After a ‘pivotal point’, natural capital on the upswing
Uptake of natural capital – which includes assets like timberland and farmland – is gathering pace as institutional investors try to match up their return and decarbonisation targets, while altered market dynamics have changed how they allocate to the asset class.
“I think we’ve moved through quite a pivotal point in time in the last six months,” says Martin Davies, head of natural capital at Nuveen. “If you go back 12 months ago investments in fixed income and equities were being substituted for real assets; the dynamics have changed quite significantly today. There are plenty of places you can get 4-500 basis points off a 10-year Treasury, and there’s your risk free rate.”
“We’ve seen a decline in the substitution of the traditional portfolio for real assets, and what we’re seeing now is some substitution in the real assets space; real estate generally is going through a pretty torrid time, while certain sectors of real estate – retail and office – have had it pretty tough in the last 18 months to two years.”
Partly that substitution is down to where the individual sectors are at, and partly because the “more informed” investor is aware that if they have a net zero target, the carbon removal aspect of natural capital assets can make a very positive contribution towards that target. New regulatory frameworks are also one of the “game changers” for the asset class, while corporates looking to deal with their own emissions are also eyeing natural capital assets over the traded carbon credit market.
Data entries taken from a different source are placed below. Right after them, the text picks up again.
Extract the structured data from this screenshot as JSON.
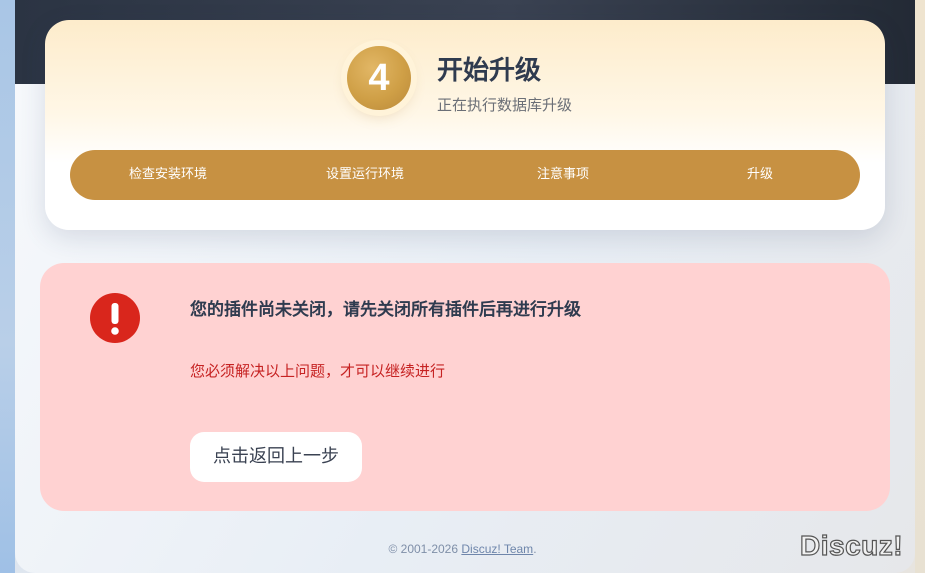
{
  "header": {
    "step_number": "4",
    "title": "开始升级",
    "subtitle": "正在执行数据库升级"
  },
  "steps": [
    {
      "label": "检查安装环境"
    },
    {
      "label": "设置运行环境"
    },
    {
      "label": "注意事项"
    },
    {
      "label": "升级"
    }
  ],
  "alert": {
    "icon": "exclamation-circle-icon",
    "title": "您的插件尚未关闭，请先关闭所有插件后再进行升级",
    "message": "您必须解决以上问题，才可以继续进行",
    "back_button_label": "点击返回上一步"
  },
  "footer": {
    "copyright_prefix": "© 2001-2026 ",
    "team_link": "Discuz! Team",
    "suffix": "."
  },
  "watermark": "Discuz!",
  "colors": {
    "accent_gold": "#c79142",
    "alert_background": "#ffd2d2",
    "alert_text": "#c62222",
    "error_icon": "#d9261c",
    "topbar": "#2b3443"
  }
}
“Land-based assets are one of the most cost-effective ways of taking carbon dioxide out of the atmosphere; when you really compare things like direct carbon removal it’s a polar opposite in terms of cost, and that’s a big driver,” Davies says. “You’ve also seen a number of new investment management businesses that have appeared, whether that’s collaborations that have been formed out of existing businesses or others that are setting up their business based around investing in natural capital assets.”
While good data is available, institutional uptake is still being held back by the lack of a global index; Nuveen has its own data series going back to the inception of its natural capital strategies in the 2000s, which complements the regional indices on-hand, but a global index for farmland and timberland could ultimately be used to create an indicative benchmark for natural capital at large and help potential investors come to grips with what is still a little-understood asset class.
“As is the case with anything in its infancy, the nascency and the education aspect (is a challenge) – if you talk to an investor about commercial real estate, they immediately understand how the returns are generated and what the characteristics of the asset class are,” Davies says. “But if you look at the whole agriculture value chain, there are many points in it where you could invest… It’s a fairly big area when you look at it in its entirety.”
“Then if you start looking at carbon intensity and the impact you can have on biodiversity and the environment, you’re opening up a whole new suite of information on which there needs to be education and awareness on from an investor perspective.”